A new study by Scripps Institution of Oceanography, UC San Diego, marine biologist Philip Hastings and colleagues reveals that over half of the fish species found in California waters have been found in the immediate vicinity of the La Jolla neighborhood of San Diego.

The research team used specimens collected over several decades to document the diversity of fishes in and around the region’s marine protected areas (MPAs) and diver surveys to quantify the abundance of kelp forest fishes.

homepage feature all science Published and Polished Published Articles

Idea Exchange at the UN Climate Change Conference

Lima welcomed us with a pale sky, bustling streets and a promise of being unforgettable. Through the taxi window, flat topped rectangular buildings of tan brick blurred together as our driver shifted into a higher gear, accelerating us down the bumpy road, weaving freely between a towering blue bus and a dented sedan. The building edges crumbled slightly, bare rebar extended from the walls, reaching for the sky as if waiting for another level to be added. The neighborhood shifted with added wood facades painted only the brightest colors—lavender, pink and yellow, green with orange trim. We passed under an arching pedestrian bridge with a sign reading: Peru, lleno de creatividad.

Published and Polished Published Articles

De-Oxy What Now?

Most people think of climate change in terms of warmer average global temperature, melting glaciers and more extreme storms.
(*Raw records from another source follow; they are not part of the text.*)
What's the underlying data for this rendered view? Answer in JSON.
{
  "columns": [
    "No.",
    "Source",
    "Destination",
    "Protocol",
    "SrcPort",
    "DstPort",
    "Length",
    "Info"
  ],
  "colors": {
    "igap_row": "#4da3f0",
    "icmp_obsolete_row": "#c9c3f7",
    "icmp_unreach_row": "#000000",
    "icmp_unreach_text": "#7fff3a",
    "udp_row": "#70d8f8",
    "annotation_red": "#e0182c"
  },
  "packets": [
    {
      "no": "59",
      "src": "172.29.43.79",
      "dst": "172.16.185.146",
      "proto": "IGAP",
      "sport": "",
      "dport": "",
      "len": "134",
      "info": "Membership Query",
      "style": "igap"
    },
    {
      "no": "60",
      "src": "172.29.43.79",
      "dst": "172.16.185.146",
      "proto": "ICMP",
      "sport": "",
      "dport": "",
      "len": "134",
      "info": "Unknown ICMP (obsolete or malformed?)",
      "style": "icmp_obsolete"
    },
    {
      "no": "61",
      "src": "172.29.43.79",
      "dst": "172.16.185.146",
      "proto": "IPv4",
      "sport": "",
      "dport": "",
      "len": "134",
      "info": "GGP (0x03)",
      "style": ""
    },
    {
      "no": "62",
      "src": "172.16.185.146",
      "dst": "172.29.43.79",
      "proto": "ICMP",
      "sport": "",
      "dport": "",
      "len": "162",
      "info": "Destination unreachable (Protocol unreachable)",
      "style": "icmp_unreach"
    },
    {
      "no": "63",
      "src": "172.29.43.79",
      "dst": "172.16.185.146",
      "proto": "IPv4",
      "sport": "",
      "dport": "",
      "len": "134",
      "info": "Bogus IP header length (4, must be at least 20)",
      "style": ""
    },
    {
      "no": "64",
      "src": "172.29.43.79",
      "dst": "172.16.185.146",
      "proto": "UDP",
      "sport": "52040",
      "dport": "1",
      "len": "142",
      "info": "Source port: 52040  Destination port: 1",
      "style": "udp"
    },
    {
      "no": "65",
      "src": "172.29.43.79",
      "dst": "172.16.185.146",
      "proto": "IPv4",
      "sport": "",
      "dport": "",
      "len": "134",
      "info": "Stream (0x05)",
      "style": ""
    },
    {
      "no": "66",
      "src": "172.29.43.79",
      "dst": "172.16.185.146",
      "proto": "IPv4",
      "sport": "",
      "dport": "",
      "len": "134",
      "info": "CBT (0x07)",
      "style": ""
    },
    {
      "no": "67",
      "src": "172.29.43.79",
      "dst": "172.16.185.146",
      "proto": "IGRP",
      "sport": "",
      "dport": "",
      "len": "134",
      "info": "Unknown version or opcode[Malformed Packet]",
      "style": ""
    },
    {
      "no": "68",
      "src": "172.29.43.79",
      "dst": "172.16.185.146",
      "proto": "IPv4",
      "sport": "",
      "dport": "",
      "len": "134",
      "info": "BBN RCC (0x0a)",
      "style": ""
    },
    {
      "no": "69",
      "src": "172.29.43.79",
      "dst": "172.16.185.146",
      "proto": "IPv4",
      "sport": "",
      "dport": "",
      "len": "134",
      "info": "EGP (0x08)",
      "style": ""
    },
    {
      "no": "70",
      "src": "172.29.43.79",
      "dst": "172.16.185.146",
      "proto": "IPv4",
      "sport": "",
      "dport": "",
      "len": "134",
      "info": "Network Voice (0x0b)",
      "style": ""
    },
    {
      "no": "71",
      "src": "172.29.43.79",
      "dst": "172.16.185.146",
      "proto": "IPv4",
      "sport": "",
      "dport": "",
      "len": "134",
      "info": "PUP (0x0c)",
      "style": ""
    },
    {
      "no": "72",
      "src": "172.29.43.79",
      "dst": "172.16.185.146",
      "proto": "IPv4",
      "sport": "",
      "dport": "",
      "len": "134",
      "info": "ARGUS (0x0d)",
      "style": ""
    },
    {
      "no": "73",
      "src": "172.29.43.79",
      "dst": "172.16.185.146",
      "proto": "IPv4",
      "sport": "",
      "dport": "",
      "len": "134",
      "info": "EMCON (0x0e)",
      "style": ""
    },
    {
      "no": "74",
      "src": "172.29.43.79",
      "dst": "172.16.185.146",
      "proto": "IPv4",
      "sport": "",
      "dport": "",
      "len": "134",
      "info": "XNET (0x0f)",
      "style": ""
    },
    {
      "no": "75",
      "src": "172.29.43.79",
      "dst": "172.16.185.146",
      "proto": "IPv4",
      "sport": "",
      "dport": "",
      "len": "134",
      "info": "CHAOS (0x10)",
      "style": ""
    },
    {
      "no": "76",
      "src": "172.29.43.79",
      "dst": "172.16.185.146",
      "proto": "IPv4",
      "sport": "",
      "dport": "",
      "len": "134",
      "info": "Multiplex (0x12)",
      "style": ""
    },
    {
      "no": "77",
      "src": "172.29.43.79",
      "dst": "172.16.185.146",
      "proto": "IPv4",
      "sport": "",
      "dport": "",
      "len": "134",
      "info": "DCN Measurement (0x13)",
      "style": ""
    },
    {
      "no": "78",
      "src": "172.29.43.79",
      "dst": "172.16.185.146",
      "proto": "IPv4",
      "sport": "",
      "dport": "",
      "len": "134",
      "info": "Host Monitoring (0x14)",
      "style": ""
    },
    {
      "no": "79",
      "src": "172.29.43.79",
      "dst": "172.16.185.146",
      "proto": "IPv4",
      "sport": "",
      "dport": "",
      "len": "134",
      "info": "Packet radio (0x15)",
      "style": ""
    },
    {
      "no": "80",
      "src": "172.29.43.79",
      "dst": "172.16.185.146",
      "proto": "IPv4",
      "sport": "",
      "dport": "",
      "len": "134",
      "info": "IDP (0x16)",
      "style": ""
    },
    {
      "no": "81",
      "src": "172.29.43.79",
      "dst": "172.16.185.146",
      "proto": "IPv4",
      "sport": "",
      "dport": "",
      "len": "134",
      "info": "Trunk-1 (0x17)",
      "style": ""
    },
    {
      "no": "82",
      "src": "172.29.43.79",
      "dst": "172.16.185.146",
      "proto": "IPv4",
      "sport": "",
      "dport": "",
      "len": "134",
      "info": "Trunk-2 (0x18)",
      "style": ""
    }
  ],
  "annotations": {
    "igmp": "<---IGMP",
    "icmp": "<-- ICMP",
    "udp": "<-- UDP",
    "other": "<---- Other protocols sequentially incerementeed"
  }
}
But what about the oceans? Carbon polluted into the atmosphere also enters the oceans and is making them more acidic. Heating is also occurring in the oceans which can stress organisms and cause them to shift their distribution patters. Heating has another effect: deoxygenation. To find our more watch the deoxygenation video that I put together with friends and colleagues to shine a little light on the issue. 

homepage feature all science Published and Polished Published Articles

Can Ocean Temperatures Aid Disaster Relief?

The El Niño Southern Oscillation (ENSO) is a natural climate cycle of fluctuating ocean temperatures and changing storm patterns over the tropical Pacific and is the dominant interannual signal of climate variability, affecting weather patterns worldwide. The two extreme phases of ENSO are El Niño and La Niña, which influence severe weather events like hurricanes, flooding, and drought.

For California, an El Niño year often yields rain, but how does it affect the rest of the world?

homepage feature all science Published and Polished Published Articles

Cheryl Peach: It’s All About Connections

They say enthusiasm can be infectious. This surely seems to be true when you talk with Cheryl Peach about her work in education outreach.

Peach has worked unrelentingly to connect scientists and graduate students to underserved communities in San Diego. Peach was one of the 18 awardees of the annual UC San Diego Equal Opportunity/Affirmative Action and Diversity Awards Program. The program honors staff, faculty, students, departments, and organizational units or groups that make outstanding contributions in the areas of equal opportunity, affirmative action, diversity, and the UCSD Principles of Community during the year.

Published and Polished Published Articles